▶ **Exercise details**: Return each record shown beneath, word for word.

▶ **Supplied records**:
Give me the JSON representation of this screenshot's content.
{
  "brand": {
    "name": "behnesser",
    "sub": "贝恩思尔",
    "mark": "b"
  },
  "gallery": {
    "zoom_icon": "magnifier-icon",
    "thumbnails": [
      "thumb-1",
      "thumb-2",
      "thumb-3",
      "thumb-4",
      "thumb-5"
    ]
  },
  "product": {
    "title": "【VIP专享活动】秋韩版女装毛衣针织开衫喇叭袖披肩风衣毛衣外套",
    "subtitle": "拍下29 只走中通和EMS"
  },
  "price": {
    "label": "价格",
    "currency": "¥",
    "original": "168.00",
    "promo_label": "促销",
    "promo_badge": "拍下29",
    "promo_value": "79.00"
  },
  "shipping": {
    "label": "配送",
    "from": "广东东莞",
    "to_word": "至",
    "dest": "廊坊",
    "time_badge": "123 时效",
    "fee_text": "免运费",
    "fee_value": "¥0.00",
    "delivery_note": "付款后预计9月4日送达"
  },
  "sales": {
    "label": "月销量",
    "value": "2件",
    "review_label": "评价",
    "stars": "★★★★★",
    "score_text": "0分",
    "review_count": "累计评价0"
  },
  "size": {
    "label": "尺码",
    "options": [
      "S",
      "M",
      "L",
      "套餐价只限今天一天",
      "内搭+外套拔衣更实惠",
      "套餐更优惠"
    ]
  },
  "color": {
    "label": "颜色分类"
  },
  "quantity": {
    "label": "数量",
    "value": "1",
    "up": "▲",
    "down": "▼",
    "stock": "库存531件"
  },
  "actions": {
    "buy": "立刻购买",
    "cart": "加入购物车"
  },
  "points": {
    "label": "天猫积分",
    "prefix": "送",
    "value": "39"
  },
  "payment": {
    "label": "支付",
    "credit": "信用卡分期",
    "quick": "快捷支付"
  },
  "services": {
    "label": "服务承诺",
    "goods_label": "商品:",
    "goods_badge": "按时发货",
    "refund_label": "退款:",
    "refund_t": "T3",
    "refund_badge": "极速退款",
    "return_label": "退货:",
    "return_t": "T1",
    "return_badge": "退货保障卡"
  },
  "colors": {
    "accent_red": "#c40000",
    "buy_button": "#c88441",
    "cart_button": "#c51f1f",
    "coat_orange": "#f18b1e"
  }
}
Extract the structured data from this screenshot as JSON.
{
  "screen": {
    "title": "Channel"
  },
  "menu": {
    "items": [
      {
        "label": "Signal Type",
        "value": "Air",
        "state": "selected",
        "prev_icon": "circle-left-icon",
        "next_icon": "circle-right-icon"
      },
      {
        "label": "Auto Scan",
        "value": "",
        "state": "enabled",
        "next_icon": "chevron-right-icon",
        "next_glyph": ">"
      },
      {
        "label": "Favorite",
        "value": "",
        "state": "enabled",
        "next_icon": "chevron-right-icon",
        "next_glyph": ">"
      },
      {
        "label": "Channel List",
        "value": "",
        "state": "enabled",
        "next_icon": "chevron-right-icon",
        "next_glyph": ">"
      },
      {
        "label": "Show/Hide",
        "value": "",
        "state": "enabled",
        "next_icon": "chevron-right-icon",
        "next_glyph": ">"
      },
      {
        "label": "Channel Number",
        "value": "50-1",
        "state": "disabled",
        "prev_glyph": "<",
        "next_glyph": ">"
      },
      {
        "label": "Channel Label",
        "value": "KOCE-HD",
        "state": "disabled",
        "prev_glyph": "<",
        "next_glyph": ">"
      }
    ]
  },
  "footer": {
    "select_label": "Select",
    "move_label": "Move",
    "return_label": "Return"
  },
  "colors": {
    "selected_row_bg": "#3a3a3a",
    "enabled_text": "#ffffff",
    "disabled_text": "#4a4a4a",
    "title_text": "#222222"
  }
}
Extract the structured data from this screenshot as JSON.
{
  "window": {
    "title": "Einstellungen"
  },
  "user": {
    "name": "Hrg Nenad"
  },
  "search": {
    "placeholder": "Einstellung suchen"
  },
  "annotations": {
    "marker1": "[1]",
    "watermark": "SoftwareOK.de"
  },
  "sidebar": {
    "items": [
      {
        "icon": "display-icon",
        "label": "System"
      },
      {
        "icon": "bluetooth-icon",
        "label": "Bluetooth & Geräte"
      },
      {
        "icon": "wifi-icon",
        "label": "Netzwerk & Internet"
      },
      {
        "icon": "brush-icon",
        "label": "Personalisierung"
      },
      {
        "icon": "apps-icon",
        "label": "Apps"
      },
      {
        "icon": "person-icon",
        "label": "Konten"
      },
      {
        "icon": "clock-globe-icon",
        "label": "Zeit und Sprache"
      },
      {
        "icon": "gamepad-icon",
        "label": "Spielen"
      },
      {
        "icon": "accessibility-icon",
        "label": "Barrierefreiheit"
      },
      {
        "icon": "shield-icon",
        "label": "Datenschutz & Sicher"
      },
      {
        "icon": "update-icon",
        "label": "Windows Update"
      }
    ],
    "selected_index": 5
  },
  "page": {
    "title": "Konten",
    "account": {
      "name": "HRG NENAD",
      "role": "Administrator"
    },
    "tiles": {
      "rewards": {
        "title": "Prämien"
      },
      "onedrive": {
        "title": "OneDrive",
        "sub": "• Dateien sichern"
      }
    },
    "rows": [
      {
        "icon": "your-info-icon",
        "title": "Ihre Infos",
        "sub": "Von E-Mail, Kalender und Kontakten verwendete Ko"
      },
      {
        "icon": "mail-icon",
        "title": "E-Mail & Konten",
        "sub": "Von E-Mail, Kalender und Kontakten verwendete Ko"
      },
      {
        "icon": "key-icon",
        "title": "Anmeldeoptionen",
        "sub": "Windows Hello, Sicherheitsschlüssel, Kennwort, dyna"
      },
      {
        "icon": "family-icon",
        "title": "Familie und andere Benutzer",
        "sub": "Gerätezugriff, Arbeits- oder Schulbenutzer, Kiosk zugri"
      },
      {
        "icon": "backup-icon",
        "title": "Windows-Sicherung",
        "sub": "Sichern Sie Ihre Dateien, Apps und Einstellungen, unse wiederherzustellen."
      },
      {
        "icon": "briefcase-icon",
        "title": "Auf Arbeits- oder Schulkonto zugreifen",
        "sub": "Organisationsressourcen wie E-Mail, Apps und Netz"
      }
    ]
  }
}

▶ **Answer for the task**:
Give me the JSON representation of this screenshot's content.
{
  "brand": {
    "name": "behnesser",
    "sub": "贝恩思尔",
    "mark": "b"
  },
  "gallery": {
    "zoom_icon": "magnifier-icon",
    "thumbnails": [
      "thumb-1",
      "thumb-2",
      "thumb-3",
      "thumb-4",
      "thumb-5"
    ]
  },
  "product": {
    "title": "【VIP专享活动】秋韩版女装毛衣针织开衫喇叭袖披肩风衣毛衣外套",
    "subtitle": "拍下29 只走中通和EMS"
  },
  "price": {
    "label": "价格",
    "currency": "¥",
    "original": "168.00",
    "promo_label": "促销",
    "promo_badge": "拍下29",
    "promo_value": "79.00"
  },
  "shipping": {
    "label": "配送",
    "from": "广东东莞",
    "to_word": "至",
    "dest": "廊坊",
    "time_badge": "123 时效",
    "fee_text": "免运费",
    "fee_value": "¥0.00",
    "delivery_note": "付款后预计9月4日送达"
  },
  "sales": {
    "label": "月销量",
    "value": "2件",
    "review_label": "评价",
    "stars": "★★★★★",
    "score_text": "0分",
    "review_count": "累计评价0"
  },
  "size": {
    "label": "尺码",
    "options": [
      "S",
      "M",
      "L",
      "套餐价只限今天一天",
      "内搭+外套拔衣更实惠",
      "套餐更优惠"
    ]
  },
  "color": {
    "label": "颜色分类"
  },
  "quantity": {
    "label": "数量",
    "value": "1",
    "up": "▲",
    "down": "▼",
    "stock": "库存531件"
  },
  "actions": {
    "buy": "立刻购买",
    "cart": "加入购物车"
  },
  "points": {
    "label": "天猫积分",
    "prefix": "送",
    "value": "39"
  },
  "payment": {
    "label": "支付",
    "credit": "信用卡分期",
    "quick": "快捷支付"
  },
  "services": {
    "label": "服务承诺",
    "goods_label": "商品:",
    "goods_badge": "按时发货",
    "refund_label": "退款:",
    "refund_t": "T3",
    "refund_badge": "极速退款",
    "return_label": "退货:",
    "return_t": "T1",
    "return_badge": "退货保障卡"
  },
  "colors": {
    "accent_red": "#c40000",
    "buy_button": "#c88441",
    "cart_button": "#c51f1f",
    "coat_orange": "#f18b1e"
  }
}
Extract the structured data from this screenshot as JSON.
{
  "screen": {
    "title": "Channel"
  },
  "menu": {
    "items": [
      {
        "label": "Signal Type",
        "value": "Air",
        "state": "selected",
        "prev_icon": "circle-left-icon",
        "next_icon": "circle-right-icon"
      },
      {
        "label": "Auto Scan",
        "value": "",
        "state": "enabled",
        "next_icon": "chevron-right-icon",
        "next_glyph": ">"
      },
      {
        "label": "Favorite",
        "value": "",
        "state": "enabled",
        "next_icon": "chevron-right-icon",
        "next_glyph": ">"
      },
      {
        "label": "Channel List",
        "value": "",
        "state": "enabled",
        "next_icon": "chevron-right-icon",
        "next_glyph": ">"
      },
      {
        "label": "Show/Hide",
        "value": "",
        "state": "enabled",
        "next_icon": "chevron-right-icon",
        "next_glyph": ">"
      },
      {
        "label": "Channel Number",
        "value": "50-1",
        "state": "disabled",
        "prev_glyph": "<",
        "next_glyph": ">"
      },
      {
        "label": "Channel Label",
        "value": "KOCE-HD",
        "state": "disabled",
        "prev_glyph": "<",
        "next_glyph": ">"
      }
    ]
  },
  "footer": {
    "select_label": "Select",
    "move_label": "Move",
    "return_label": "Return"
  },
  "colors": {
    "selected_row_bg": "#3a3a3a",
    "enabled_text": "#ffffff",
    "disabled_text": "#4a4a4a",
    "title_text": "#222222"
  }
}
Extract the structured data from this screenshot as JSON.
{
  "window": {
    "title": "Einstellungen"
  },
  "user": {
    "name": "Hrg Nenad"
  },
  "search": {
    "placeholder": "Einstellung suchen"
  },
  "annotations": {
    "marker1": "[1]",
    "watermark": "SoftwareOK.de"
  },
  "sidebar": {
    "items": [
      {
        "icon": "display-icon",
        "label": "System"
      },
      {
        "icon": "bluetooth-icon",
        "label": "Bluetooth & Geräte"
      },
      {
        "icon": "wifi-icon",
        "label": "Netzwerk & Internet"
      },
      {
        "icon": "brush-icon",
        "label": "Personalisierung"
      },
      {
        "icon": "apps-icon",
        "label": "Apps"
      },
      {
        "icon": "person-icon",
        "label": "Konten"
      },
      {
        "icon": "clock-globe-icon",
        "label": "Zeit und Sprache"
      },
      {
        "icon": "gamepad-icon",
        "label": "Spielen"
      },
      {
        "icon": "accessibility-icon",
        "label": "Barrierefreiheit"
      },
      {
        "icon": "shield-icon",
        "label": "Datenschutz & Sicher"
      },
      {
        "icon": "update-icon",
        "label": "Windows Update"
      }
    ],
    "selected_index": 5
  },
  "page": {
    "title": "Konten",
    "account": {
      "name": "HRG NENAD",
      "role": "Administrator"
    },
    "tiles": {
      "rewards": {
        "title": "Prämien"
      },
      "onedrive": {
        "title": "OneDrive",
        "sub": "• Dateien sichern"
      }
    },
    "rows": [
      {
        "icon": "your-info-icon",
        "title": "Ihre Infos",
        "sub": "Von E-Mail, Kalender und Kontakten verwendete Ko"
      },
      {
        "icon": "mail-icon",
        "title": "E-Mail & Konten",
        "sub": "Von E-Mail, Kalender und Kontakten verwendete Ko"
      },
      {
        "icon": "key-icon",
        "title": "Anmeldeoptionen",
        "sub": "Windows Hello, Sicherheitsschlüssel, Kennwort, dyna"
      },
      {
        "icon": "family-icon",
        "title": "Familie und andere Benutzer",
        "sub": "Gerätezugriff, Arbeits- oder Schulbenutzer, Kiosk zugri"
      },
      {
        "icon": "backup-icon",
        "title": "Windows-Sicherung",
        "sub": "Sichern Sie Ihre Dateien, Apps und Einstellungen, unse wiederherzustellen."
      },
      {
        "icon": "briefcase-icon",
        "title": "Auf Arbeits- oder Schulkonto zugreifen",
        "sub": "Organisationsressourcen wie E-Mail, Apps und Netz"
      }
    ]
  }
}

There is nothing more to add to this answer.